Aim of the task:
For the records below, report how many lines include the word "screenshot". Only the number should appear.

Entries provided:
--------------------------------
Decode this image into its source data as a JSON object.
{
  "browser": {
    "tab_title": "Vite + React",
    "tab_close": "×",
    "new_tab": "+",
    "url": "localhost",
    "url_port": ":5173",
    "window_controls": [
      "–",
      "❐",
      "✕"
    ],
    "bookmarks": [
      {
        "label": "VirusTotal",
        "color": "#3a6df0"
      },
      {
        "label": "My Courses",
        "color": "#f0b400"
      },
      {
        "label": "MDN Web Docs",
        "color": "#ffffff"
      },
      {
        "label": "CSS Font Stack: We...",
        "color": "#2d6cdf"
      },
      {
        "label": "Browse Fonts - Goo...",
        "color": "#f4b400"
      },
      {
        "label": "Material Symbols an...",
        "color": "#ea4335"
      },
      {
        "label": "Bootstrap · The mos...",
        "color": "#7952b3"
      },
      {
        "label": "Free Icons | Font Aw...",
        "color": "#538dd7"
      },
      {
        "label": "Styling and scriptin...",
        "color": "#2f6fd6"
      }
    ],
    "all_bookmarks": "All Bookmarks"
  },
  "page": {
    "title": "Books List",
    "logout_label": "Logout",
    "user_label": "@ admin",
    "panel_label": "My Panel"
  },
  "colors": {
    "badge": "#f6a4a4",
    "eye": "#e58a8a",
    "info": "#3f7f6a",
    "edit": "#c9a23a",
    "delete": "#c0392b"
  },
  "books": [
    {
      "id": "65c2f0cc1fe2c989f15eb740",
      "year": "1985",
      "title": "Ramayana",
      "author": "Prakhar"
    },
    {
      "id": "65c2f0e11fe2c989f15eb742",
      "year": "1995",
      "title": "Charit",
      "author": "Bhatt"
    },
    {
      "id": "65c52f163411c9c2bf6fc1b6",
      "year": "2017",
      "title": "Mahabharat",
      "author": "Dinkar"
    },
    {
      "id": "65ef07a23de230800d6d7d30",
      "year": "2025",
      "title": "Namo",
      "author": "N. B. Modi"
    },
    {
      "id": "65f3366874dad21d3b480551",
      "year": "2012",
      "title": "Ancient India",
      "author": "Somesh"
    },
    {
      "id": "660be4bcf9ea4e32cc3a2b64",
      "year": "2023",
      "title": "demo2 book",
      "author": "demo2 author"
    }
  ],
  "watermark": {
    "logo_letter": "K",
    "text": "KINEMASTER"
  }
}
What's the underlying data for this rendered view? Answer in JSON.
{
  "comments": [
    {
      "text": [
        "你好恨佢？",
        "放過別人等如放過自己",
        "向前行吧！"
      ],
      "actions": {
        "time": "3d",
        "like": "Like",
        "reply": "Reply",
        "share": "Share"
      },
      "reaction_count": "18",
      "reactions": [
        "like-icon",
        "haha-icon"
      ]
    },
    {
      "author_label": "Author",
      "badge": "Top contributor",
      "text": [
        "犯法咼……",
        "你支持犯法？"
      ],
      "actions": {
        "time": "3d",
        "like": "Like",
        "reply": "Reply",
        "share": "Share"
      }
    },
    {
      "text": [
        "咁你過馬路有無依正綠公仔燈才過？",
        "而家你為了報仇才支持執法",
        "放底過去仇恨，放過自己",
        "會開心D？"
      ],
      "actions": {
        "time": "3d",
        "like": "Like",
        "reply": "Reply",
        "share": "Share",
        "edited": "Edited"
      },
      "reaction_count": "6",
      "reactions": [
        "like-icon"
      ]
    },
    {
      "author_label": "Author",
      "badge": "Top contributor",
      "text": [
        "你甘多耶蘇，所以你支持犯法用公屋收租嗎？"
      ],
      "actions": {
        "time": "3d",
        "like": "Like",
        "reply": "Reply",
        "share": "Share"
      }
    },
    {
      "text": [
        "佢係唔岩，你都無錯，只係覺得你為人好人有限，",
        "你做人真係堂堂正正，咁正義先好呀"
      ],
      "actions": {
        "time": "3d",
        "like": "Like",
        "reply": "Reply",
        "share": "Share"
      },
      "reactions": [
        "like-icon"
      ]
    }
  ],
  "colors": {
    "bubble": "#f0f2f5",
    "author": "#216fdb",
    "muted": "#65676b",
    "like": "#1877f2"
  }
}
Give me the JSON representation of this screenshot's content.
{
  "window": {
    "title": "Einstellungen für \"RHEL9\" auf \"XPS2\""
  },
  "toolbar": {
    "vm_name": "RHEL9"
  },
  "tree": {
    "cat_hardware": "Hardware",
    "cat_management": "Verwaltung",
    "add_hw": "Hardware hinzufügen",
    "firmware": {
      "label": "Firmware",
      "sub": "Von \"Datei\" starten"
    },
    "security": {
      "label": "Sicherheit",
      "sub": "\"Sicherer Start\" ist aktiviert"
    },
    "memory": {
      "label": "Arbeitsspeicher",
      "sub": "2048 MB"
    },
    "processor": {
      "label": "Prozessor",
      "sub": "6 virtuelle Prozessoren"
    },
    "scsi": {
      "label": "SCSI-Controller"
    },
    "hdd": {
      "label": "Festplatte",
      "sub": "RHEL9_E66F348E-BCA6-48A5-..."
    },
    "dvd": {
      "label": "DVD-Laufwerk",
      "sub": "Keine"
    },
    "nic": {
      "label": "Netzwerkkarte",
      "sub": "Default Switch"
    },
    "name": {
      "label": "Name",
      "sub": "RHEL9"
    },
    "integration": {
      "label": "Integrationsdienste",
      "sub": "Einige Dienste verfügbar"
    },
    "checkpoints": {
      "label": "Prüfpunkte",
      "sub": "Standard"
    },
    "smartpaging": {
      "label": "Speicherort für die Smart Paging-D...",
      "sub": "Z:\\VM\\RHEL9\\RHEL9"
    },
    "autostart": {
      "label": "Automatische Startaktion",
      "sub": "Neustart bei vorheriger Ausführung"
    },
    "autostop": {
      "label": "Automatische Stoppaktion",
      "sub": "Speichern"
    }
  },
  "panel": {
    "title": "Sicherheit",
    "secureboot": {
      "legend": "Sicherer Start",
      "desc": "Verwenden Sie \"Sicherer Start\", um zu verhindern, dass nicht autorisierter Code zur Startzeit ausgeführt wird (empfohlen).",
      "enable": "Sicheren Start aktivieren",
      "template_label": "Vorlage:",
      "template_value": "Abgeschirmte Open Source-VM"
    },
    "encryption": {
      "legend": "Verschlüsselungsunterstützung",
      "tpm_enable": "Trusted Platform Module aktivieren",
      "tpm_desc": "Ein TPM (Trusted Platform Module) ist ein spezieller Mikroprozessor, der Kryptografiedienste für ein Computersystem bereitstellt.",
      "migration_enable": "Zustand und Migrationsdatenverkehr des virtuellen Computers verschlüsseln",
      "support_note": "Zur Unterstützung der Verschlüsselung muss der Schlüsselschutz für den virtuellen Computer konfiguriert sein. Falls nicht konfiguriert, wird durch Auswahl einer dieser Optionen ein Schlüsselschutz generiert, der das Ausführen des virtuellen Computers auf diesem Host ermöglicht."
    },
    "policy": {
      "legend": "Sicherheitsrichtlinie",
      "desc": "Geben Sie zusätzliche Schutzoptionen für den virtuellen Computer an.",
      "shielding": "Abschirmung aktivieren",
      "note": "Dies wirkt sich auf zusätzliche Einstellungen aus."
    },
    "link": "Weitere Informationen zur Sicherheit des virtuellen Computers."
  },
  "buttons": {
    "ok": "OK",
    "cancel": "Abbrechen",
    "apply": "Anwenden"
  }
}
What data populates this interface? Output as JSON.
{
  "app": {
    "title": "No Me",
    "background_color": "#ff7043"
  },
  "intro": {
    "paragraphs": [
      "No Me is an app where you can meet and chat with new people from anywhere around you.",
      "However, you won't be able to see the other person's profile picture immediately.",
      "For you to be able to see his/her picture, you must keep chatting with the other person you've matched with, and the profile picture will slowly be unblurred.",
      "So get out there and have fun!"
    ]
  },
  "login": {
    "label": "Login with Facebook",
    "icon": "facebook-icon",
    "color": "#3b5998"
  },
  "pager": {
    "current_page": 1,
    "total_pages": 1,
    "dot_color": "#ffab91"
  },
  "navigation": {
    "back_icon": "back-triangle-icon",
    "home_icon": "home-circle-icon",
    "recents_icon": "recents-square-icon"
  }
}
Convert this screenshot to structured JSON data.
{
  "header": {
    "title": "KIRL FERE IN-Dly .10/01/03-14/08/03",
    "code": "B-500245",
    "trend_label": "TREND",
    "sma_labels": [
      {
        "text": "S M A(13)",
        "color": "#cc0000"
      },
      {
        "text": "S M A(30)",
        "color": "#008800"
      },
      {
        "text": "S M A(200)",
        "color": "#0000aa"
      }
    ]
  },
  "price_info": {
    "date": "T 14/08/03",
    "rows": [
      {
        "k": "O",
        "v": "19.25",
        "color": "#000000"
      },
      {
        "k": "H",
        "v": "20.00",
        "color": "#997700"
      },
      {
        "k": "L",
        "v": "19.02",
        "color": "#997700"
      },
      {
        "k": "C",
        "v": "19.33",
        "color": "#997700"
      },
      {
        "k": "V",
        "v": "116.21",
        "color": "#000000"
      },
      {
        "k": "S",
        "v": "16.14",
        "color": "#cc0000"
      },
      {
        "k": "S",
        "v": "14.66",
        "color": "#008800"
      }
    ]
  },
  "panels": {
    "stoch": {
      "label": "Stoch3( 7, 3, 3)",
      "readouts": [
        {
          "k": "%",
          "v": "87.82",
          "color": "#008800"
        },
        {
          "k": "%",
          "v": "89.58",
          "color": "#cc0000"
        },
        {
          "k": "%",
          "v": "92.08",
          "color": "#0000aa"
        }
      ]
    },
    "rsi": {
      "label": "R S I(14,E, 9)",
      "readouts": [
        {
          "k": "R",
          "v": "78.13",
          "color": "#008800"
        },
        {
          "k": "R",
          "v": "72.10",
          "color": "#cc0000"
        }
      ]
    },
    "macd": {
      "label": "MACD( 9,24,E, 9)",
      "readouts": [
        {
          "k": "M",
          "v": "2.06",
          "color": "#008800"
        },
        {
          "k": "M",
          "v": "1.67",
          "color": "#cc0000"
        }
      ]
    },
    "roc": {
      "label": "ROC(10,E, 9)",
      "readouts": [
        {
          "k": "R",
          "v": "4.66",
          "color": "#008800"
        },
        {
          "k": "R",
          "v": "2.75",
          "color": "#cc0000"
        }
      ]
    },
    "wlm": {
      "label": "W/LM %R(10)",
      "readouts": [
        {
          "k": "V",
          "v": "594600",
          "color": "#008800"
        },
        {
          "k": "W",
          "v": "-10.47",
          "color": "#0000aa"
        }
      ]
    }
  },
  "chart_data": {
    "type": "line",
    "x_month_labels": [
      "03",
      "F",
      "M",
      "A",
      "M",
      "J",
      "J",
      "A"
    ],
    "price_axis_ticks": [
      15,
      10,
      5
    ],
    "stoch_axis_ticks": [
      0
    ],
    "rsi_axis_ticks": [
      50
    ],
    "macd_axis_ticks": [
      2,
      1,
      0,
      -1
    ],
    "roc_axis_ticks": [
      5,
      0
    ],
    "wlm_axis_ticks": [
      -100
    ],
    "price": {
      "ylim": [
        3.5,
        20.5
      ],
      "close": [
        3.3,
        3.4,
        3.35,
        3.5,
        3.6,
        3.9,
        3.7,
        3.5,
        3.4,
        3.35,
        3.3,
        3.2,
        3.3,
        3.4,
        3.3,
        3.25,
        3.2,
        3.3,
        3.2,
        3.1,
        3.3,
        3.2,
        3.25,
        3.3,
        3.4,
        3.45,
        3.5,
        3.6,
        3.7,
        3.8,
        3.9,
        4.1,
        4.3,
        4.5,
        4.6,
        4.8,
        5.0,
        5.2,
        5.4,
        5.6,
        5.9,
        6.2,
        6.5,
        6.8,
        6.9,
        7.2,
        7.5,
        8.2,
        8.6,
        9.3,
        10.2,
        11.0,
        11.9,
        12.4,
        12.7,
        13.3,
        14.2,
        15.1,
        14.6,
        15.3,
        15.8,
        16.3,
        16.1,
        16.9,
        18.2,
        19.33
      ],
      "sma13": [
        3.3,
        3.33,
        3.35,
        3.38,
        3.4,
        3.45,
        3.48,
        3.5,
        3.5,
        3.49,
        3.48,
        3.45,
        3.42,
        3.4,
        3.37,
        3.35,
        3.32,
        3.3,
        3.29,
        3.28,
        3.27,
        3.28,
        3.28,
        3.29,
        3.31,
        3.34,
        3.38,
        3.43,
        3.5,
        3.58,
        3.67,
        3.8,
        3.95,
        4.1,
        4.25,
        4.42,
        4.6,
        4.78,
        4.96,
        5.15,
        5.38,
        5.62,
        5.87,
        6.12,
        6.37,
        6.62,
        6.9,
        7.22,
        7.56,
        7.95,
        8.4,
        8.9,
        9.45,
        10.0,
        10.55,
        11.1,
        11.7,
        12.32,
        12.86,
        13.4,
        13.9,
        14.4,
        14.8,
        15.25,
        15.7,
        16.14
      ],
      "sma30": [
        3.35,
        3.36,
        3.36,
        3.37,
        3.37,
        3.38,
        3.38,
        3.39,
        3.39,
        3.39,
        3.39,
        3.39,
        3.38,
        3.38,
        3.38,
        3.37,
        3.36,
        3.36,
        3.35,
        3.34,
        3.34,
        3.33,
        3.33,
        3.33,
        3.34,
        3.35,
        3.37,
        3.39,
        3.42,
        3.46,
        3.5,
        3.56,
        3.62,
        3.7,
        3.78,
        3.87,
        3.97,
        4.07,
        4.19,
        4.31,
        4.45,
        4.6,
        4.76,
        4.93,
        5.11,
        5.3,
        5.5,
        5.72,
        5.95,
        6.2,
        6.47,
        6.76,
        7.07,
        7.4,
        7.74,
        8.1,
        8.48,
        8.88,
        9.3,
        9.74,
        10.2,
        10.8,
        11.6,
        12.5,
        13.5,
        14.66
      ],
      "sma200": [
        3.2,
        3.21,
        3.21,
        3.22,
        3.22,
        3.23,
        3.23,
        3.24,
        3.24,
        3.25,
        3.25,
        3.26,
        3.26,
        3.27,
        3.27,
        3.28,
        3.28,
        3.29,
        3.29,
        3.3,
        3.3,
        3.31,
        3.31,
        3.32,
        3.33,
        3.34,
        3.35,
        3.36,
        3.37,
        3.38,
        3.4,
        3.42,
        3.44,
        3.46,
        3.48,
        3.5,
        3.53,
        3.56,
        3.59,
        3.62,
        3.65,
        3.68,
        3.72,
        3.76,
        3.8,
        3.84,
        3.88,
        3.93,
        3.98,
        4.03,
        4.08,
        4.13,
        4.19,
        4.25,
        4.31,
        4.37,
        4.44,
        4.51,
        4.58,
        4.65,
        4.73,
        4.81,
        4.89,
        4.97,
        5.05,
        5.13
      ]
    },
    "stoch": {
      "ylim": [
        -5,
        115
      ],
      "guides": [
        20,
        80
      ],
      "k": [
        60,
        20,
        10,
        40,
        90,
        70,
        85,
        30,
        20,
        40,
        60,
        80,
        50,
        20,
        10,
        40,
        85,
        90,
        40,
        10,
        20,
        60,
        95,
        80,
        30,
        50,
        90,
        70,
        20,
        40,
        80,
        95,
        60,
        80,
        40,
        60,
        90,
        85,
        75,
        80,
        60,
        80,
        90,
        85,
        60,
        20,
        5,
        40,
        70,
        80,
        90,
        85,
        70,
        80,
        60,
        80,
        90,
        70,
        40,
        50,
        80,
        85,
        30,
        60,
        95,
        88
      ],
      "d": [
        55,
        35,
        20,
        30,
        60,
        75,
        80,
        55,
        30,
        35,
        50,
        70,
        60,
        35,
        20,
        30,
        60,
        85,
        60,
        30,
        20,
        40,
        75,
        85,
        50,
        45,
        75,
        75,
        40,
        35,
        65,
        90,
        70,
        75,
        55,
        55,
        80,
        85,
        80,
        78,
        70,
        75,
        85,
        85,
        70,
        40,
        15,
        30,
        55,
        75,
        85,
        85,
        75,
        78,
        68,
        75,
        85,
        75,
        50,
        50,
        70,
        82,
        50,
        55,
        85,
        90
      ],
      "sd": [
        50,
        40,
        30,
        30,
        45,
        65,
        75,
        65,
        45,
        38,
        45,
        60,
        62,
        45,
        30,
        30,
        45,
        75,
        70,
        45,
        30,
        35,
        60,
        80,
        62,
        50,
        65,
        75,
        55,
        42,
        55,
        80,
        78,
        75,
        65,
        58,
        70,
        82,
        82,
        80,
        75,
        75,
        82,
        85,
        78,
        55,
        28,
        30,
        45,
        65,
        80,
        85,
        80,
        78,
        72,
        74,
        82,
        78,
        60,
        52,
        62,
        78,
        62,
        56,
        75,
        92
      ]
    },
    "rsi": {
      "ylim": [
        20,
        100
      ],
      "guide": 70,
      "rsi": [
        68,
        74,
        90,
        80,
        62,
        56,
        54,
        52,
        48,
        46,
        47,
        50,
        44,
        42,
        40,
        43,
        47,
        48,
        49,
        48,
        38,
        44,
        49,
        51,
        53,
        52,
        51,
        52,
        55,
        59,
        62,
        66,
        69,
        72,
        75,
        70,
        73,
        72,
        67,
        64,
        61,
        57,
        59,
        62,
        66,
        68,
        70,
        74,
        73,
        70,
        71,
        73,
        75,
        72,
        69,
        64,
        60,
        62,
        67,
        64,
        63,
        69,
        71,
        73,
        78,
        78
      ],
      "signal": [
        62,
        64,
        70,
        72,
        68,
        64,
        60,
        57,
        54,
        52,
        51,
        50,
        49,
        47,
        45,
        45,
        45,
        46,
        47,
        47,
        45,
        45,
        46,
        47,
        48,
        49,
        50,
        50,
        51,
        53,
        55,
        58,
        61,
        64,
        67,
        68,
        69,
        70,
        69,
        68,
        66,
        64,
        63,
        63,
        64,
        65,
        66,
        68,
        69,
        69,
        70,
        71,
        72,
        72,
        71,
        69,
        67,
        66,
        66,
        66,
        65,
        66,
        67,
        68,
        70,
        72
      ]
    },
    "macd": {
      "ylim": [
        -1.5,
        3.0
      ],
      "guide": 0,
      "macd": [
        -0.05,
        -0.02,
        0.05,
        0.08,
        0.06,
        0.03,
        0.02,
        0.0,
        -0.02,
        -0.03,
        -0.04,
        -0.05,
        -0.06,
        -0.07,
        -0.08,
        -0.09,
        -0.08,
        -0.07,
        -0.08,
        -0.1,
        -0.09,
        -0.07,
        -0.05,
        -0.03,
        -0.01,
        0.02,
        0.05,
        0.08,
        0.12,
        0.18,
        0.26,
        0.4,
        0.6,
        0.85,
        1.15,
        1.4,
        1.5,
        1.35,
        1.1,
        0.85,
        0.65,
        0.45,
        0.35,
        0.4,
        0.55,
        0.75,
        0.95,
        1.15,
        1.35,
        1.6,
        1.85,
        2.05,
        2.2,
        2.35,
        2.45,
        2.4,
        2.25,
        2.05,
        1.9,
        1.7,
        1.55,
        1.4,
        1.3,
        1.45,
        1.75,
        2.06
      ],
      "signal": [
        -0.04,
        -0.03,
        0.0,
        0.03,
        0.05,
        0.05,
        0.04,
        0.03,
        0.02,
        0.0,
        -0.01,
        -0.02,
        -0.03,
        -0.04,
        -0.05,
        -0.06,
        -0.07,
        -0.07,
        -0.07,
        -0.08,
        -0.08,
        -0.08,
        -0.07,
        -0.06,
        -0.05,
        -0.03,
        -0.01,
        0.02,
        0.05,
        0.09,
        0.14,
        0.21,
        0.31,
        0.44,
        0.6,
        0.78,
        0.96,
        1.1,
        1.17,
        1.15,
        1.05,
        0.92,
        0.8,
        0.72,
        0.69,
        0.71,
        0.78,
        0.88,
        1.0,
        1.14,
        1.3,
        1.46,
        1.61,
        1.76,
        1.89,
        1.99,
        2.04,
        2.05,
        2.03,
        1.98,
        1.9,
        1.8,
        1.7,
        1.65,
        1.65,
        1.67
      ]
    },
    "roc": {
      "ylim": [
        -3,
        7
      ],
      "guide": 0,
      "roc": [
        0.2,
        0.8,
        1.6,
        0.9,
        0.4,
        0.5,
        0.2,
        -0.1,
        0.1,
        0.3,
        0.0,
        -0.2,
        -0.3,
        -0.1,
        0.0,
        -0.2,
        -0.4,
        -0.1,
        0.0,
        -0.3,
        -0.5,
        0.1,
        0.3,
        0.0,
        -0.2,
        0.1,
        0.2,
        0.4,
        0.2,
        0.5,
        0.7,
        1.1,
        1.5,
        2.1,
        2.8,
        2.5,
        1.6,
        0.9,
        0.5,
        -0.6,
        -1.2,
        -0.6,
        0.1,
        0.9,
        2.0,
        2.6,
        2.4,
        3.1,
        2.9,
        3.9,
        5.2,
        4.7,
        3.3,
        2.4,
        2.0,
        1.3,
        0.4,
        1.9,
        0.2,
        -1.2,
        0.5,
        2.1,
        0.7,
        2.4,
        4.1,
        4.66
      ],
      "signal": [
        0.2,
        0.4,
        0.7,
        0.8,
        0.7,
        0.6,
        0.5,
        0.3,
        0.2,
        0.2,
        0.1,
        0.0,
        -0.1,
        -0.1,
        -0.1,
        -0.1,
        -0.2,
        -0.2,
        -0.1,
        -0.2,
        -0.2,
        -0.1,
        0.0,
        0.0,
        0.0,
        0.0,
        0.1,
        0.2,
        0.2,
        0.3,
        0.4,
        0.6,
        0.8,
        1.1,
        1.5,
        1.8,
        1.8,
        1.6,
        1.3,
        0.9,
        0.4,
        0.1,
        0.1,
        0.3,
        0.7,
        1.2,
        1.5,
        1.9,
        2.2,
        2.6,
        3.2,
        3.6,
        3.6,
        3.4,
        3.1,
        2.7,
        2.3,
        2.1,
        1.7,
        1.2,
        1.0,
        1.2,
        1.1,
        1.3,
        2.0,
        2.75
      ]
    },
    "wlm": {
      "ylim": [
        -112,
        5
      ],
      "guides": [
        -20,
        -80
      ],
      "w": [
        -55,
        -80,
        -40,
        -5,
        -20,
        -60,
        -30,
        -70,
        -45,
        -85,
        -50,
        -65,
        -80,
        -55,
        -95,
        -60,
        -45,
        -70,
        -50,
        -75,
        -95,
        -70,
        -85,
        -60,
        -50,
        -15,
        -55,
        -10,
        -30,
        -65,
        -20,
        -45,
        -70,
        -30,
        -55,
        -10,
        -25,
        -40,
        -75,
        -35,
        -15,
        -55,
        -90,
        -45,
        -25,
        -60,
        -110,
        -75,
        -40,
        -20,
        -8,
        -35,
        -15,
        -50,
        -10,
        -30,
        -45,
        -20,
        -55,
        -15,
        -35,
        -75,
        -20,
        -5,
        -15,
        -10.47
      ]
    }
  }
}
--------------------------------
Result of the task:
2